The data:
--------

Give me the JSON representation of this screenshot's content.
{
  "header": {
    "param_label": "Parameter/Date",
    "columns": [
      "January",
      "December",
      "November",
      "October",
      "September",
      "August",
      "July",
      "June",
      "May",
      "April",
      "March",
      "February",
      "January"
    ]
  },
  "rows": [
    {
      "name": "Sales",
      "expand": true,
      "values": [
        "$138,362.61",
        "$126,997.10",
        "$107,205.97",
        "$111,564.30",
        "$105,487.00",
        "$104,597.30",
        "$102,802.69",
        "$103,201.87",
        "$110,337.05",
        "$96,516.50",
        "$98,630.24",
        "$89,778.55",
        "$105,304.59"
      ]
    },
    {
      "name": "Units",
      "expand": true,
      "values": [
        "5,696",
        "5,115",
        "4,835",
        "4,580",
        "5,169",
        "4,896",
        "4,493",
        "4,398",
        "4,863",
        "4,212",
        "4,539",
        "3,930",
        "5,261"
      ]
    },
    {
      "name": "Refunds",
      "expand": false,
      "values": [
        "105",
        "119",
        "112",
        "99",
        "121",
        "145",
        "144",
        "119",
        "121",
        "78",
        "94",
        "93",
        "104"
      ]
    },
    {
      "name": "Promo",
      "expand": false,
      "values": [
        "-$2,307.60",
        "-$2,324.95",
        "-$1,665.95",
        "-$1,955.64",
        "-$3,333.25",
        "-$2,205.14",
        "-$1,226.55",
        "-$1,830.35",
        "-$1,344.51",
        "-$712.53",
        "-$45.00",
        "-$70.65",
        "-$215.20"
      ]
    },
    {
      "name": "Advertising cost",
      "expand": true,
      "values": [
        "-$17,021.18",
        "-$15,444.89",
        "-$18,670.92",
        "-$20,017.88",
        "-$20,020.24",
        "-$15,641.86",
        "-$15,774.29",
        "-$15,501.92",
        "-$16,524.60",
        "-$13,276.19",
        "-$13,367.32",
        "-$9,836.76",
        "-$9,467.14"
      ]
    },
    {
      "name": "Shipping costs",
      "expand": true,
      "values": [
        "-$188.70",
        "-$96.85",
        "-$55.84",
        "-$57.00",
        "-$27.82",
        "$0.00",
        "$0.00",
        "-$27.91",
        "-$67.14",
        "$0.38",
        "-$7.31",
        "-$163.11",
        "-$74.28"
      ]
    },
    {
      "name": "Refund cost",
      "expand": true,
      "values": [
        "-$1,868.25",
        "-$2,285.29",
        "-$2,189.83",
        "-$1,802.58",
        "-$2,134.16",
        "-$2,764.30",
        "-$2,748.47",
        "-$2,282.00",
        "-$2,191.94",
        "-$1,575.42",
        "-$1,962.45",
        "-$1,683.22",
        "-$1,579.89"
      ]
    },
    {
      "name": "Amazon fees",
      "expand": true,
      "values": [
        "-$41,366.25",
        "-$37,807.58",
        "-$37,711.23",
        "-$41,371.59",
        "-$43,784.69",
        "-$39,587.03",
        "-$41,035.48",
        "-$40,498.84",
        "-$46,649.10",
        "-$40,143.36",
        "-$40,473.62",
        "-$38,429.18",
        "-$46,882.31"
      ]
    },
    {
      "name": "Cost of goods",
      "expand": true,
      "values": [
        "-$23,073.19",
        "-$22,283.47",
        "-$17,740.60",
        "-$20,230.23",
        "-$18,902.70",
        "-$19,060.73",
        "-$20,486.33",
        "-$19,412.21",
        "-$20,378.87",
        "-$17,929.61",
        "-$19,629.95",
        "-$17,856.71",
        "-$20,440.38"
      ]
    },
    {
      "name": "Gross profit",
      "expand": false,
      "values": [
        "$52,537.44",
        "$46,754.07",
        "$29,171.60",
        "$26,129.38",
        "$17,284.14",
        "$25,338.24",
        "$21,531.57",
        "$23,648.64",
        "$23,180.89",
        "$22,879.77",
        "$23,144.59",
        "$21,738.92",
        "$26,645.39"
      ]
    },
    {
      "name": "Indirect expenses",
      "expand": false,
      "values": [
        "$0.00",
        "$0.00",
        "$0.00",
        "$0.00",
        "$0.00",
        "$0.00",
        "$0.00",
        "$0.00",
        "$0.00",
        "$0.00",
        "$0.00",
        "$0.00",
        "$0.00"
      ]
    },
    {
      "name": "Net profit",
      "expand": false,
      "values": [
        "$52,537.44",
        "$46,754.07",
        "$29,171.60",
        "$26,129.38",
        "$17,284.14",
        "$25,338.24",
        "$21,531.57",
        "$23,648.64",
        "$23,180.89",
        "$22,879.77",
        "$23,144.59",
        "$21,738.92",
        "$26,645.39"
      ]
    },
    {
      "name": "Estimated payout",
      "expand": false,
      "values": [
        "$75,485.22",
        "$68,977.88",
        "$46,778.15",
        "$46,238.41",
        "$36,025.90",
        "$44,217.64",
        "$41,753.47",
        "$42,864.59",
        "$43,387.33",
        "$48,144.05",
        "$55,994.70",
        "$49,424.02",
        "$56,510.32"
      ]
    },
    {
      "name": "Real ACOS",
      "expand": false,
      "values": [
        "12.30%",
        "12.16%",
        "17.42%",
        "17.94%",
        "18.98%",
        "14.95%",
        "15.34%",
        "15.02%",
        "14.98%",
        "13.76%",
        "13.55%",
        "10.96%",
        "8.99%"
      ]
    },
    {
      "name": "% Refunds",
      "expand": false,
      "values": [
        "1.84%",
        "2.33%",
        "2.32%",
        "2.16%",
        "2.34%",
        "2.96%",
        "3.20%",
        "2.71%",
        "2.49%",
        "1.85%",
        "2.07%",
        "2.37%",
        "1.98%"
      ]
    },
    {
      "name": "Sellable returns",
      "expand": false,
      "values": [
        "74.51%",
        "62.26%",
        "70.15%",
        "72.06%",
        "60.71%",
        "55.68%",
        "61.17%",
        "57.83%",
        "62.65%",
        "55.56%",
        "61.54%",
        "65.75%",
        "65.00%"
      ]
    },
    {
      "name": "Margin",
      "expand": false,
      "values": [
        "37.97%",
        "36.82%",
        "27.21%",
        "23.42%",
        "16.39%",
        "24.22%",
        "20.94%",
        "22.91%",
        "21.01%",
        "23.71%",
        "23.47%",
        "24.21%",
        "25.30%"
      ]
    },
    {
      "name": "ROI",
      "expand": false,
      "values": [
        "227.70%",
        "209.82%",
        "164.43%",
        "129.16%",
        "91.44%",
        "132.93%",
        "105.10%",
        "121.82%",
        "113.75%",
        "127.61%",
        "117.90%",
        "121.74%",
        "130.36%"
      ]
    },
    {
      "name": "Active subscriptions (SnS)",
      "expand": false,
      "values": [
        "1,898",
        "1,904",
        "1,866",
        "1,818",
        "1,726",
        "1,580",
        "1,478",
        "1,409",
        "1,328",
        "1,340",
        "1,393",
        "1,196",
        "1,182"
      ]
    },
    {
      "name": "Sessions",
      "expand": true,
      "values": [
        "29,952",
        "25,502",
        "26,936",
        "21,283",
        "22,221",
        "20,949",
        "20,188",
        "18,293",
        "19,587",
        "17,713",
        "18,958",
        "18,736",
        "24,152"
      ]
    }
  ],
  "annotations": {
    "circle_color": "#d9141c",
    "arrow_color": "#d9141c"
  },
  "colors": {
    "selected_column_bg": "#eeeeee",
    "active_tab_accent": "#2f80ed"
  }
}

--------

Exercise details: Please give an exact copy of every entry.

Response to the exercise:
Give me the JSON representation of this screenshot's content.
{
  "header": {
    "param_label": "Parameter/Date",
    "columns": [
      "January",
      "December",
      "November",
      "October",
      "September",
      "August",
      "July",
      "June",
      "May",
      "April",
      "March",
      "February",
      "January"
    ]
  },
  "rows": [
    {
      "name": "Sales",
      "expand": true,
      "values": [
        "$138,362.61",
        "$126,997.10",
        "$107,205.97",
        "$111,564.30",
        "$105,487.00",
        "$104,597.30",
        "$102,802.69",
        "$103,201.87",
        "$110,337.05",
        "$96,516.50",
        "$98,630.24",
        "$89,778.55",
        "$105,304.59"
      ]
    },
    {
      "name": "Units",
      "expand": true,
      "values": [
        "5,696",
        "5,115",
        "4,835",
        "4,580",
        "5,169",
        "4,896",
        "4,493",
        "4,398",
        "4,863",
        "4,212",
        "4,539",
        "3,930",
        "5,261"
      ]
    },
    {
      "name": "Refunds",
      "expand": false,
      "values": [
        "105",
        "119",
        "112",
        "99",
        "121",
        "145",
        "144",
        "119",
        "121",
        "78",
        "94",
        "93",
        "104"
      ]
    },
    {
      "name": "Promo",
      "expand": false,
      "values": [
        "-$2,307.60",
        "-$2,324.95",
        "-$1,665.95",
        "-$1,955.64",
        "-$3,333.25",
        "-$2,205.14",
        "-$1,226.55",
        "-$1,830.35",
        "-$1,344.51",
        "-$712.53",
        "-$45.00",
        "-$70.65",
        "-$215.20"
      ]
    },
    {
      "name": "Advertising cost",
      "expand": true,
      "values": [
        "-$17,021.18",
        "-$15,444.89",
        "-$18,670.92",
        "-$20,017.88",
        "-$20,020.24",
        "-$15,641.86",
        "-$15,774.29",
        "-$15,501.92",
        "-$16,524.60",
        "-$13,276.19",
        "-$13,367.32",
        "-$9,836.76",
        "-$9,467.14"
      ]
    },
    {
      "name": "Shipping costs",
      "expand": true,
      "values": [
        "-$188.70",
        "-$96.85",
        "-$55.84",
        "-$57.00",
        "-$27.82",
        "$0.00",
        "$0.00",
        "-$27.91",
        "-$67.14",
        "$0.38",
        "-$7.31",
        "-$163.11",
        "-$74.28"
      ]
    },
    {
      "name": "Refund cost",
      "expand": true,
      "values": [
        "-$1,868.25",
        "-$2,285.29",
        "-$2,189.83",
        "-$1,802.58",
        "-$2,134.16",
        "-$2,764.30",
        "-$2,748.47",
        "-$2,282.00",
        "-$2,191.94",
        "-$1,575.42",
        "-$1,962.45",
        "-$1,683.22",
        "-$1,579.89"
      ]
    },
    {
      "name": "Amazon fees",
      "expand": true,
      "values": [
        "-$41,366.25",
        "-$37,807.58",
        "-$37,711.23",
        "-$41,371.59",
        "-$43,784.69",
        "-$39,587.03",
        "-$41,035.48",
        "-$40,498.84",
        "-$46,649.10",
        "-$40,143.36",
        "-$40,473.62",
        "-$38,429.18",
        "-$46,882.31"
      ]
    },
    {
      "name": "Cost of goods",
      "expand": true,
      "values": [
        "-$23,073.19",
        "-$22,283.47",
        "-$17,740.60",
        "-$20,230.23",
        "-$18,902.70",
        "-$19,060.73",
        "-$20,486.33",
        "-$19,412.21",
        "-$20,378.87",
        "-$17,929.61",
        "-$19,629.95",
        "-$17,856.71",
        "-$20,440.38"
      ]
    },
    {
      "name": "Gross profit",
      "expand": false,
      "values": [
        "$52,537.44",
        "$46,754.07",
        "$29,171.60",
        "$26,129.38",
        "$17,284.14",
        "$25,338.24",
        "$21,531.57",
        "$23,648.64",
        "$23,180.89",
        "$22,879.77",
        "$23,144.59",
        "$21,738.92",
        "$26,645.39"
      ]
    },
    {
      "name": "Indirect expenses",
      "expand": false,
      "values": [
        "$0.00",
        "$0.00",
        "$0.00",
        "$0.00",
        "$0.00",
        "$0.00",
        "$0.00",
        "$0.00",
        "$0.00",
        "$0.00",
        "$0.00",
        "$0.00",
        "$0.00"
      ]
    },
    {
      "name": "Net profit",
      "expand": false,
      "values": [
        "$52,537.44",
        "$46,754.07",
        "$29,171.60",
        "$26,129.38",
        "$17,284.14",
        "$25,338.24",
        "$21,531.57",
        "$23,648.64",
        "$23,180.89",
        "$22,879.77",
        "$23,144.59",
        "$21,738.92",
        "$26,645.39"
      ]
    },
    {
      "name": "Estimated payout",
      "expand": false,
      "values": [
        "$75,485.22",
        "$68,977.88",
        "$46,778.15",
        "$46,238.41",
        "$36,025.90",
        "$44,217.64",
        "$41,753.47",
        "$42,864.59",
        "$43,387.33",
        "$48,144.05",
        "$55,994.70",
        "$49,424.02",
        "$56,510.32"
      ]
    },
    {
      "name": "Real ACOS",
      "expand": false,
      "values": [
        "12.30%",
        "12.16%",
        "17.42%",
        "17.94%",
        "18.98%",
        "14.95%",
        "15.34%",
        "15.02%",
        "14.98%",
        "13.76%",
        "13.55%",
        "10.96%",
        "8.99%"
      ]
    },
    {
      "name": "% Refunds",
      "expand": false,
      "values": [
        "1.84%",
        "2.33%",
        "2.32%",
        "2.16%",
        "2.34%",
        "2.96%",
        "3.20%",
        "2.71%",
        "2.49%",
        "1.85%",
        "2.07%",
        "2.37%",
        "1.98%"
      ]
    },
    {
      "name": "Sellable returns",
      "expand": false,
      "values": [
        "74.51%",
        "62.26%",
        "70.15%",
        "72.06%",
        "60.71%",
        "55.68%",
        "61.17%",
        "57.83%",
        "62.65%",
        "55.56%",
        "61.54%",
        "65.75%",
        "65.00%"
      ]
    },
    {
      "name": "Margin",
      "expand": false,
      "values": [
        "37.97%",
        "36.82%",
        "27.21%",
        "23.42%",
        "16.39%",
        "24.22%",
        "20.94%",
        "22.91%",
        "21.01%",
        "23.71%",
        "23.47%",
        "24.21%",
        "25.30%"
      ]
    },
    {
      "name": "ROI",
      "expand": false,
      "values": [
        "227.70%",
        "209.82%",
        "164.43%",
        "129.16%",
        "91.44%",
        "132.93%",
        "105.10%",
        "121.82%",
        "113.75%",
        "127.61%",
        "117.90%",
        "121.74%",
        "130.36%"
      ]
    },
    {
      "name": "Active subscriptions (SnS)",
      "expand": false,
      "values": [
        "1,898",
        "1,904",
        "1,866",
        "1,818",
        "1,726",
        "1,580",
        "1,478",
        "1,409",
        "1,328",
        "1,340",
        "1,393",
        "1,196",
        "1,182"
      ]
    },
    {
      "name": "Sessions",
      "expand": true,
      "values": [
        "29,952",
        "25,502",
        "26,936",
        "21,283",
        "22,221",
        "20,949",
        "20,188",
        "18,293",
        "19,587",
        "17,713",
        "18,958",
        "18,736",
        "24,152"
      ]
    }
  ],
  "annotations": {
    "circle_color": "#d9141c",
    "arrow_color": "#d9141c"
  },
  "colors": {
    "selected_column_bg": "#eeeeee",
    "active_tab_accent": "#2f80ed"
  }
}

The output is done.